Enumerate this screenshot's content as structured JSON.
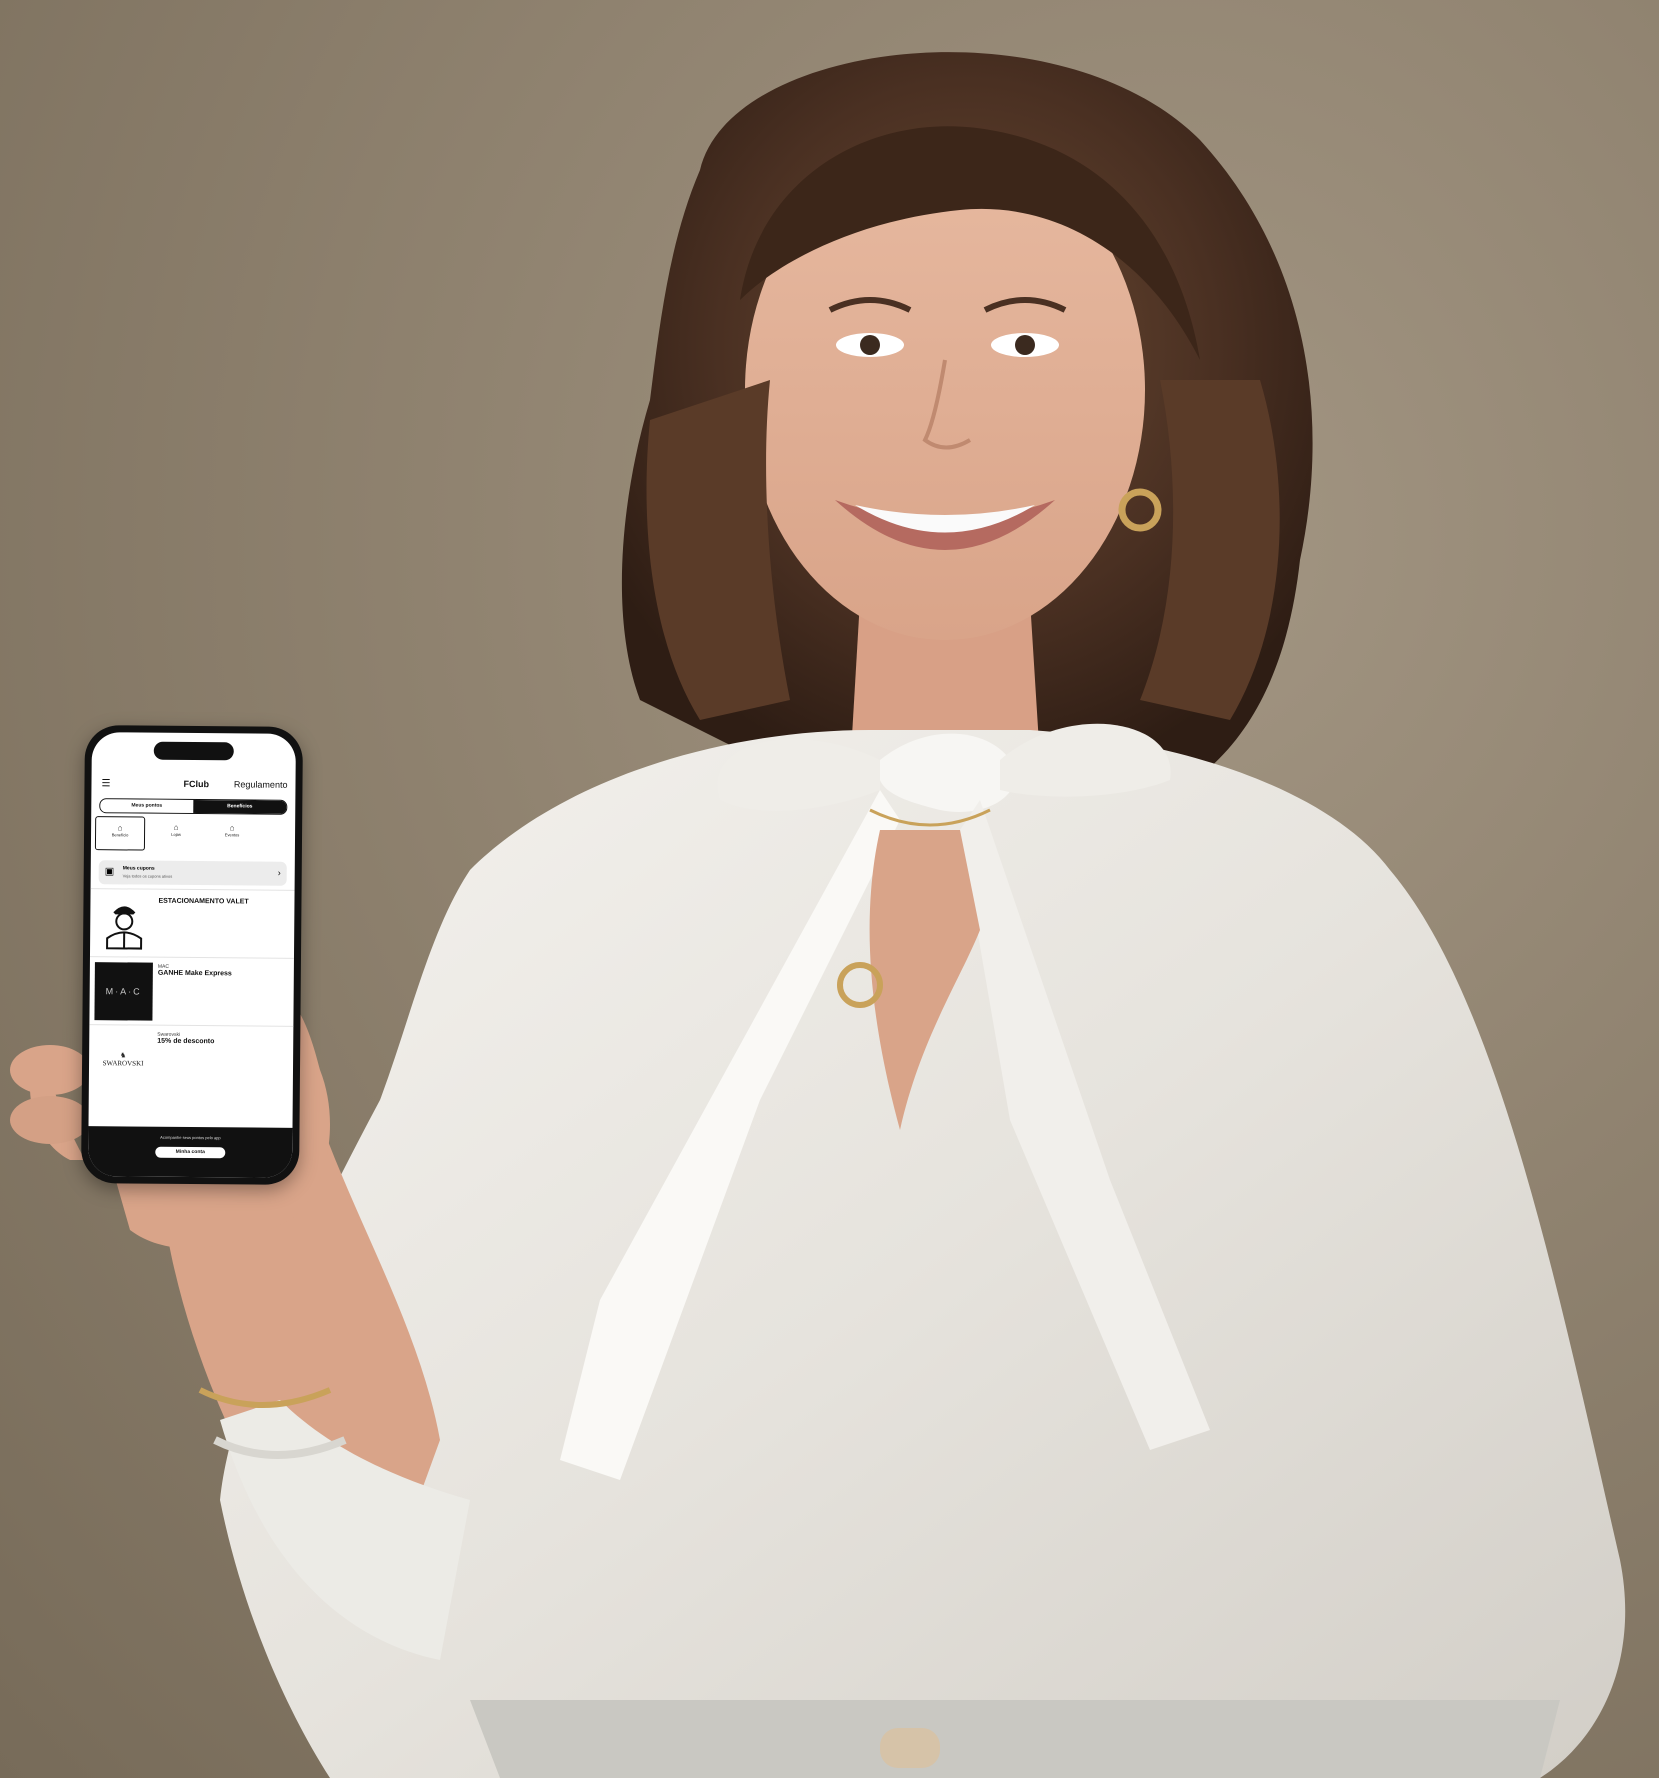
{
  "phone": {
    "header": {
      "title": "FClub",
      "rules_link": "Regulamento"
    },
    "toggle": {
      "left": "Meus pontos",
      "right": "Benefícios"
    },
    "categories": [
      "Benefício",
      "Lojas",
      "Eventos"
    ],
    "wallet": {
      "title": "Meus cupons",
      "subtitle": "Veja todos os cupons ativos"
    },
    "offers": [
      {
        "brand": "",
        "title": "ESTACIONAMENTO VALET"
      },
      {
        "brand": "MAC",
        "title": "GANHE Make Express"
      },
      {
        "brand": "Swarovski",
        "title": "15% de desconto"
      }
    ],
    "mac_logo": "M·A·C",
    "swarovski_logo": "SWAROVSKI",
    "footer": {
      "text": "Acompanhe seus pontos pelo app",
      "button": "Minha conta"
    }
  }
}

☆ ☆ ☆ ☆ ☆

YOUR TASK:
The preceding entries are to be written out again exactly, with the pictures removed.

EXERCISE OUTPUT:
Enumerate this screenshot's content as structured JSON.
{
  "phone": {
    "header": {
      "title": "FClub",
      "rules_link": "Regulamento"
    },
    "toggle": {
      "left": "Meus pontos",
      "right": "Benefícios"
    },
    "categories": [
      "Benefício",
      "Lojas",
      "Eventos"
    ],
    "wallet": {
      "title": "Meus cupons",
      "subtitle": "Veja todos os cupons ativos"
    },
    "offers": [
      {
        "brand": "",
        "title": "ESTACIONAMENTO VALET"
      },
      {
        "brand": "MAC",
        "title": "GANHE Make Express"
      },
      {
        "brand": "Swarovski",
        "title": "15% de desconto"
      }
    ],
    "mac_logo": "M·A·C",
    "swarovski_logo": "SWAROVSKI",
    "footer": {
      "text": "Acompanhe seus pontos pelo app",
      "button": "Minha conta"
    }
  }
}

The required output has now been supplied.